§ **TRY IT**
The answer is one number: how many lines in the data below hold "ENSUÈS".

§ **AVAILABLE DATA**
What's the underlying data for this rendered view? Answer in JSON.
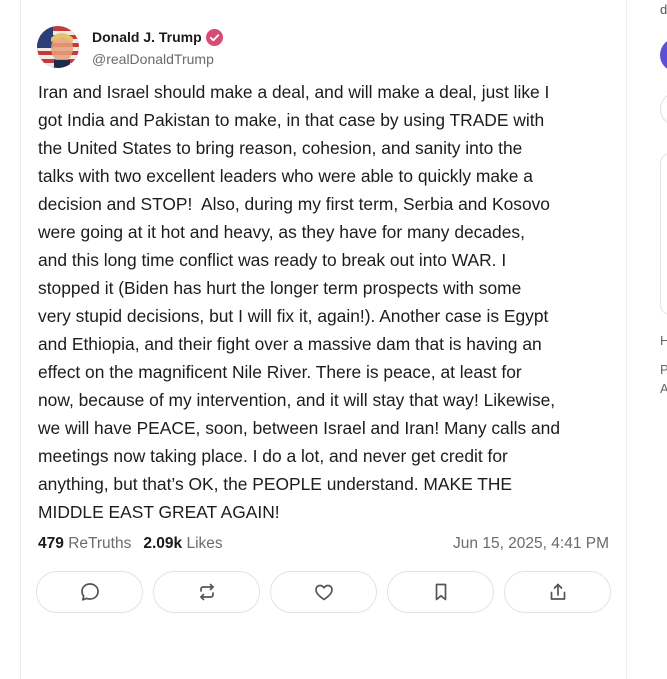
{
  "post": {
    "author_name": "Donald J. Trump",
    "author_handle": "@realDonaldTrump",
    "verified_color": "#d64c74",
    "body": "Iran and Israel should make a deal, and will make a deal, just like I\ngot India and Pakistan to make, in that case by using TRADE with\nthe United States to bring reason, cohesion, and sanity into the\ntalks with two excellent leaders who were able to quickly make a\ndecision and STOP!  Also, during my first term, Serbia and Kosovo\nwere going at it hot and heavy, as they have for many decades,\nand this long time conflict was ready to break out into WAR. I\nstopped it (Biden has hurt the longer term prospects with some\nvery stupid decisions, but I will fix it, again!). Another case is Egypt\nand Ethiopia, and their fight over a massive dam that is having an\neffect on the magnificent Nile River. There is peace, at least for\nnow, because of my intervention, and it will stay that way! Likewise,\nwe will have PEACE, soon, between Israel and Iran! Many calls and\nmeetings now taking place. I do a lot, and never get credit for\nanything, but that’s OK, the PEOPLE understand. MAKE THE\nMIDDLE EAST GREAT AGAIN!",
    "retruths_count": "479",
    "retruths_label": "ReTruths",
    "likes_count": "2.09k",
    "likes_label": "Likes",
    "timestamp": "Jun 15, 2025, 4:41 PM"
  },
  "actions": [
    {
      "icon": "reply-icon"
    },
    {
      "icon": "retruth-icon"
    },
    {
      "icon": "like-icon"
    },
    {
      "icon": "bookmark-icon"
    },
    {
      "icon": "share-icon"
    }
  ],
  "sidebar": {
    "top_text": "d",
    "accent_color": "#5b4fd6",
    "letter_1": "H",
    "letter_2": "P",
    "letter_3": "A"
  }
}
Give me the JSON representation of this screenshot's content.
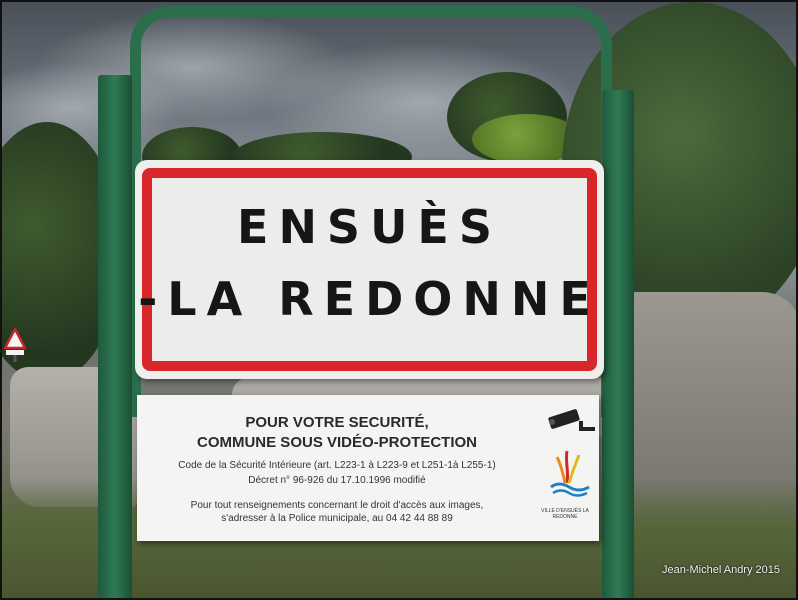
{
  "town_sign": {
    "line1": "ENSUÈS",
    "line2": "-LA REDONNE",
    "border_color": "#d8262a"
  },
  "info_sign": {
    "heading1": "POUR VOTRE SECURITÉ,",
    "heading2": "COMMUNE SOUS VIDÉO-PROTECTION",
    "line1": "Code de la Sécurité Intérieure (art. L223-1 à L223-9 et L251-1à L255-1)",
    "line2": "Décret n° 96-926 du 17.10.1996 modifié",
    "line3": "Pour tout renseignements concernant le droit d'accès aux images,",
    "line4": "s'adresser à la Police municipale, au 04 42 44 88 89",
    "logo_caption": "VILLE D'ENSUÈS LA REDONNE",
    "icons": [
      "cctv-camera-icon",
      "town-logo-icon"
    ]
  },
  "credit": "Jean-Michel Andry 2015"
}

§ **EXERCISE RESPONSE**
2